### TRY IT
The expected answer is every line of the material that contains the word "Celková".

+ + + + + + +

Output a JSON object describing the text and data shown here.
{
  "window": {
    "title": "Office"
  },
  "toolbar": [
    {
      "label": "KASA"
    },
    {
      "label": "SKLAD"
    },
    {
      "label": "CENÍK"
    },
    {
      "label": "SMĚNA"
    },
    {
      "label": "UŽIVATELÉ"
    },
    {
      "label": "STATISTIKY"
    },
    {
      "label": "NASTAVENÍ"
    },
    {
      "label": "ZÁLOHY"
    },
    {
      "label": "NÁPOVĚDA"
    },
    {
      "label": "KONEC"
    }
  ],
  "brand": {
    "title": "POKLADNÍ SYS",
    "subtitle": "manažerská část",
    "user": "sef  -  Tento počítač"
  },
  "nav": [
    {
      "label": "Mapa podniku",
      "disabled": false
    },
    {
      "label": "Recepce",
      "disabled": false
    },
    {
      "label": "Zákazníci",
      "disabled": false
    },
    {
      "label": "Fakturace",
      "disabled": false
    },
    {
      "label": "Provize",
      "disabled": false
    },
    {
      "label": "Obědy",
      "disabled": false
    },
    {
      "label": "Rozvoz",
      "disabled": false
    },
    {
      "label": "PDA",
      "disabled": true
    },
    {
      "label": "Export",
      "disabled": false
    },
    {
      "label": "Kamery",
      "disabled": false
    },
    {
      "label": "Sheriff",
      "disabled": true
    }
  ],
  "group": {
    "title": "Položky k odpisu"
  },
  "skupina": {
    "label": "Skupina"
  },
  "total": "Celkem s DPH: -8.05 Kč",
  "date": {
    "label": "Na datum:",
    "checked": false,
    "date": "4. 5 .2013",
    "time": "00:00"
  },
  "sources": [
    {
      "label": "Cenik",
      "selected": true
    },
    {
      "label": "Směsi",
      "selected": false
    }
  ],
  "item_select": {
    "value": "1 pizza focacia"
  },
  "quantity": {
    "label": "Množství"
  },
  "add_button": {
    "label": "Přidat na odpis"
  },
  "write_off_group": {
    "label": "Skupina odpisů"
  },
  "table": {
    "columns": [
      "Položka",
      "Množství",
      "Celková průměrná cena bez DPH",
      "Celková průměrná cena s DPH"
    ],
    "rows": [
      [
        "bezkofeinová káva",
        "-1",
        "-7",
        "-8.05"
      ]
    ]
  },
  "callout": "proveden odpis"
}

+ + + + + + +

### EXERCISE RESPONSE
      "Celková průměrná cena bez DPH",
      "Celková průměrná cena s DPH"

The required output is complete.